◆ What the task requires:
Search the records for the string "JSON". Copy each line where it occurs.

═══ Recorded data ═══

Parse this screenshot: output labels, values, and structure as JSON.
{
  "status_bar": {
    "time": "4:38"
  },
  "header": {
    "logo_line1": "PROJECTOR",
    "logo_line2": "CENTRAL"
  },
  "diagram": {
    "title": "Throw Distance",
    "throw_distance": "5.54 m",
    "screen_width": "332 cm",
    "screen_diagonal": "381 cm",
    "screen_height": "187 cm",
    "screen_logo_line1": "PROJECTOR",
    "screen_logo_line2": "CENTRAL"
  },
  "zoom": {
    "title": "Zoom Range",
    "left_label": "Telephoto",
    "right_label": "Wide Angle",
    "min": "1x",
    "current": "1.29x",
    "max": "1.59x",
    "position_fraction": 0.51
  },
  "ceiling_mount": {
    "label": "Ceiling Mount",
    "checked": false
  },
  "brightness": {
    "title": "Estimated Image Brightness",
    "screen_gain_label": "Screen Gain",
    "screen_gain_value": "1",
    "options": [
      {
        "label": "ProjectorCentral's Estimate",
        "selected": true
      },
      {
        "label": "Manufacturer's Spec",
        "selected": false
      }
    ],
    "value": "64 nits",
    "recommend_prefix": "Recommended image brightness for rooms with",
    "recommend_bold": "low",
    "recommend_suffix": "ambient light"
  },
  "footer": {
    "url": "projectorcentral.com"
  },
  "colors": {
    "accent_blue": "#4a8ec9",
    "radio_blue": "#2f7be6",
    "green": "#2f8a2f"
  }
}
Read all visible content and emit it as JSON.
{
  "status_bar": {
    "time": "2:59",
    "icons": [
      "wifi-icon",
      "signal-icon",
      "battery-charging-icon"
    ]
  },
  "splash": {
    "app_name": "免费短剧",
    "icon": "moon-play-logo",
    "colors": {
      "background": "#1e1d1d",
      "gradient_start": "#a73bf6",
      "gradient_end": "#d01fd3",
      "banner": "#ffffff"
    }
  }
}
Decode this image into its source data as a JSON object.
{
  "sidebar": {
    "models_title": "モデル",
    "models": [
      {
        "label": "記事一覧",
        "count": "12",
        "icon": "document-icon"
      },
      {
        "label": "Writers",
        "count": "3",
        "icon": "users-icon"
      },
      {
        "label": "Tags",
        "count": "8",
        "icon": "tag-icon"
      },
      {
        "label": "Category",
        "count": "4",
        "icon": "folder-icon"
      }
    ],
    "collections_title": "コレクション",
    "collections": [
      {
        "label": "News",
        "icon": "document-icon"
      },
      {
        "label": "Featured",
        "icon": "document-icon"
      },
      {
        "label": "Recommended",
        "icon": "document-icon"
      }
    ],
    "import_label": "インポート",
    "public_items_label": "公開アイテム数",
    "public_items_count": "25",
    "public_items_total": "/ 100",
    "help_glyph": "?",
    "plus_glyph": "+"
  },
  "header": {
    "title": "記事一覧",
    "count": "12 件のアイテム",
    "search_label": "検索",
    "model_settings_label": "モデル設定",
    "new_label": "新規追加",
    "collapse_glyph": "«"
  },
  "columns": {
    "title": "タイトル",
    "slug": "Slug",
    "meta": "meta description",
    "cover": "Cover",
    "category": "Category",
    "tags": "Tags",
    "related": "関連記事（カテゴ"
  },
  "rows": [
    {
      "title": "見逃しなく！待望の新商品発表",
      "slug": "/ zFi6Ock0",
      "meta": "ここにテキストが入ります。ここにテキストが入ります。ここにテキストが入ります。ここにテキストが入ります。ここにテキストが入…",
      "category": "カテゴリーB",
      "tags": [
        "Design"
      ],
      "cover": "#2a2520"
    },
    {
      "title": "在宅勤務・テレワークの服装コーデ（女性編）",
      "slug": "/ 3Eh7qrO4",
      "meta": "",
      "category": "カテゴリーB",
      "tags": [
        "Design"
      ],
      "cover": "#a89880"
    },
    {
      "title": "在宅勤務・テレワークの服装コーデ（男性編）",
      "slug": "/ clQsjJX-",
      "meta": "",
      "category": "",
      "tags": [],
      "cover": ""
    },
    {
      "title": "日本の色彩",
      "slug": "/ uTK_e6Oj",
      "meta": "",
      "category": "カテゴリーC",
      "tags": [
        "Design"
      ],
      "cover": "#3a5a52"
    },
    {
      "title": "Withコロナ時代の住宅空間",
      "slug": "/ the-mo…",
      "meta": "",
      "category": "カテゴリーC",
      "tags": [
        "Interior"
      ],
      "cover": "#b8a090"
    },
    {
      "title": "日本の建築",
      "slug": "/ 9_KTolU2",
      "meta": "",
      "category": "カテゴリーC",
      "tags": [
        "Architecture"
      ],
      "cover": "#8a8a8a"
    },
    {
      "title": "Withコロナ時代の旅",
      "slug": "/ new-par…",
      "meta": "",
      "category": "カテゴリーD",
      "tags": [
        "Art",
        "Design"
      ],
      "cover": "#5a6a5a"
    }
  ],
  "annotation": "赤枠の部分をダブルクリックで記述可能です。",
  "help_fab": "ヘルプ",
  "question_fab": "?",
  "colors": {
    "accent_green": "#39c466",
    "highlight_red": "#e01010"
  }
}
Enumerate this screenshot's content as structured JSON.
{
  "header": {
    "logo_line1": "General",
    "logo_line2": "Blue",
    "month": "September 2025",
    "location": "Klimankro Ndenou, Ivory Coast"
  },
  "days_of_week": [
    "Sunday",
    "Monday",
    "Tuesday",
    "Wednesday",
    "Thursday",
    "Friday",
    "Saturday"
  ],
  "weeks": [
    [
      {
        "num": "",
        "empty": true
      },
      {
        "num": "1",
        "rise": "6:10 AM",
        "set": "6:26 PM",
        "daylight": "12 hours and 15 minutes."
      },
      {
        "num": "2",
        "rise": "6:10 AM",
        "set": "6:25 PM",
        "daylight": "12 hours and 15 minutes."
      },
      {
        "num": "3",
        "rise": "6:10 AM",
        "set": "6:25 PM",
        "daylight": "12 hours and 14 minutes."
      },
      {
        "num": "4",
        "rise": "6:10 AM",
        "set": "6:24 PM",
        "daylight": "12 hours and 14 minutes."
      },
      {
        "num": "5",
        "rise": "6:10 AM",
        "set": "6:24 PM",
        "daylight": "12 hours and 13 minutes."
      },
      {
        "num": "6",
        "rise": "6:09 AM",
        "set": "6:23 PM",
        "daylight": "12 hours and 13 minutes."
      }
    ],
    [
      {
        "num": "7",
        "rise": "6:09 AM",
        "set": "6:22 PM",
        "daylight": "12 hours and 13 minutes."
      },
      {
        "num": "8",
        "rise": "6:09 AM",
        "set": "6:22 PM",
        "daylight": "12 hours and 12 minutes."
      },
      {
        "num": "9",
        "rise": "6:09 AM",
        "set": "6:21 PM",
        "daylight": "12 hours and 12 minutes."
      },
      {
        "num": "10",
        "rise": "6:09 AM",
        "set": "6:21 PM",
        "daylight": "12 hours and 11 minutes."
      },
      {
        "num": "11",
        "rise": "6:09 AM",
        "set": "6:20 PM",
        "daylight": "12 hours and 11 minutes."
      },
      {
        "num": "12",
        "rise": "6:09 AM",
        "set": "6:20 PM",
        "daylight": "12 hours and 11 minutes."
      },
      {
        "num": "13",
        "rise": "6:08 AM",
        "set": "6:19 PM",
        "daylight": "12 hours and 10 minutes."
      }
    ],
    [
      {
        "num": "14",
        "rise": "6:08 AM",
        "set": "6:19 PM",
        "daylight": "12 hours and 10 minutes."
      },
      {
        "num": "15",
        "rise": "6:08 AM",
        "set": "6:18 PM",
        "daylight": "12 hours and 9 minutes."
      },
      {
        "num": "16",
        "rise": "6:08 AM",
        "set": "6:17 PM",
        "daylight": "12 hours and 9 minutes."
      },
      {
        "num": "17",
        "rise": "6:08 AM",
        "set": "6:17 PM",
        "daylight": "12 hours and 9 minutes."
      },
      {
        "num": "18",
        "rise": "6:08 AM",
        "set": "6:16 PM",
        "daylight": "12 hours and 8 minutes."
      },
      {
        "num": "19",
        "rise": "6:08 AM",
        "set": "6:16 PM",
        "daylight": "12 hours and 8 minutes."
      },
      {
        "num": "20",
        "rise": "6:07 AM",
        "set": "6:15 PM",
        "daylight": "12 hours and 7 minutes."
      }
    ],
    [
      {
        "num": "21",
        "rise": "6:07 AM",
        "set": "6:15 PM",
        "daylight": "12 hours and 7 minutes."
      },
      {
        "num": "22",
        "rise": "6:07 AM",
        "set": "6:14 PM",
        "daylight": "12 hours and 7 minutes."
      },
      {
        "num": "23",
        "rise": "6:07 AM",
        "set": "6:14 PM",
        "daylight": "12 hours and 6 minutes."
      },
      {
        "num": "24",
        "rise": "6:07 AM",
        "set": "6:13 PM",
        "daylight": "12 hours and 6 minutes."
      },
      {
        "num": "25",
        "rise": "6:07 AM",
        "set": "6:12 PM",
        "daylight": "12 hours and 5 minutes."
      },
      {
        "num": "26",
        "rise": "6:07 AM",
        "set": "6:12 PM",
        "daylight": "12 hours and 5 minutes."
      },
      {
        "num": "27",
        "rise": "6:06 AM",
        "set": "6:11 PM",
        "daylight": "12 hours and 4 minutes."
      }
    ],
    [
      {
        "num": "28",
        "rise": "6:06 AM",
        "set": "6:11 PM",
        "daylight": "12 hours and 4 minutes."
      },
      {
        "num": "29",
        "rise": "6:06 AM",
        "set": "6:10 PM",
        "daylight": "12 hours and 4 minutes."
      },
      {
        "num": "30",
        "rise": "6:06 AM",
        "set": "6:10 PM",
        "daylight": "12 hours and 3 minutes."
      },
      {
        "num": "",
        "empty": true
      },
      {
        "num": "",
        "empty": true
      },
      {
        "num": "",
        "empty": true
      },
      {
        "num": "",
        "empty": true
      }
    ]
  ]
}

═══

◆ Your solution:
Parse this screenshot: output labels, values, and structure as JSON.
Read all visible content and emit it as JSON.
Decode this image into its source data as a JSON object.
Enumerate this screenshot's content as structured JSON.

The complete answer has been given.